EURO NEWS: World’s local bank responds to global issue

HSBC, the London-based global bank known for its corporate slogan ‘the world’s local bank’, last month completed the sale of its international infrastructure and private equity real estate platform to senior management.

The spinout of HSBC Specialist Investments Limited (HSIL) was noteworthy in two respects. First, it is a large platform, with around £35.1 billion ($52.6 billion) in gross assets. Second, the decision to sell was driven by the regulatory environment, despite the absence of any actual legal requirement to sell the business.

Werner von Guionneau, chief executive of InfraRed Capital Partners, which is the new name of HSIL, said HSBC decided to spin out the group because of a number of regulatory initiatives in the US and in Europe that appeared to make it very difficult for banks to continue their involvement in the private equity sector. “I don’t think there is a single hard legal requirement in the regulatory environment that applied to our business, but the private equity businesses require banks under the new Basel laws to underpin significantly more equity than in the past,” he said. The figure has yet to be concluded, but the evidence is clear: “It would be a multiple of what it used to be,” he added.

The sale by HSBC means about half of the global banks with a substantial European private equity real estate funds business have separated out. However, unlike banks such as Citibank, HSBC has decided not to sell the whole business. Instead, it has retained a 19.9 percent stake in InfraRed – the same stake the bank decided to retain when its Asia private equity business was spun out late last year. It also follows the model created when Montagu Private Equity spun out in 2003.

The 19.9 percent figure is not just an arbitrary one. By keeping ownership below 20 percent, the bank will not have to comply with accounting rules requiring it to consolidate its debt, which is when the results of subsidiary operations are combined with the parent company to present financial statements.

Consolidation of debt is a significant factor in the case of InfraRed because its infrastructure projects are very sizeable in terms of the loans taken out. By keeping the holding below 20 percent, the relationship between investor and investee is described as being only ‘related’, whereas a 20 percent to 50 percent holding has an ‘associated’ status. From an accounting perspective, an associated investor has higher regulatory capital requirements. 

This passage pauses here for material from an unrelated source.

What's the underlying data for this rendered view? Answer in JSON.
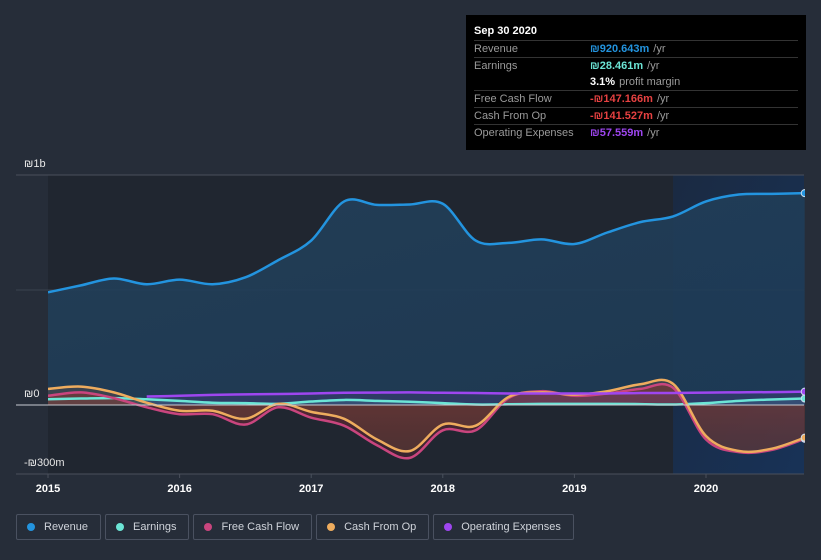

HSIL, incidentally, started out life in the mid-1990s predominantly as a greenfield investor involved in social infrastructure projects. It built infrastructure assets, which is how it linked in with real estate. HSBC acquired it in 2000, and it remained a standalone business until the recent spinout. In homage to its roots in both asset classes, the senior management team at HSIL decided upon the name InfraRed because it is an amalgamation and anagram of ‘infrastructure’ and ‘real estate development’.

Stuart Jackson, head of InfraRed’s real estate business, said a key difference between Infrared and many American banks is that US banks tend to focus more on indirect investment in real estate by using structured products. In contrast, HSIL focused much more on the direct underlying real estate through repositioning and development. “That is one of the reasons why the track record has been very resilient through the crisis across all the funds,” said Jackson.

The current focus of InfraRed’s real estate business is Asia and Europe. In Europe, it has around €200 million left to deploy from its HSBC European Active Real Estate Fund, which corralled €400 million in 2008. The fund is focusing predominantly on Germany and Central Europe, especially Poland, in order to complement to its exposure to UK real estate. It recently closed on a logistics property in Hamburg and is close to deals in Munich and Poland.

The other main area of focus is China, for which it raised $710 million through its HSBC NF China Real Estate Fund in 2007. It has committed $600 million of the fund’s equity to 11 projects over the last four years, including a 50 percent interest in six shopping centres with British supermarket group Tesco in a $280 million deal. It has exited four of the 11 investments it has made so far, and the business is expected to market a follow-on China fund soon.

Including infrastructure, InfraRed has $4 billion in equity under management and 80 staff dispersed among offices in London, Hong Kong, New York and Paris.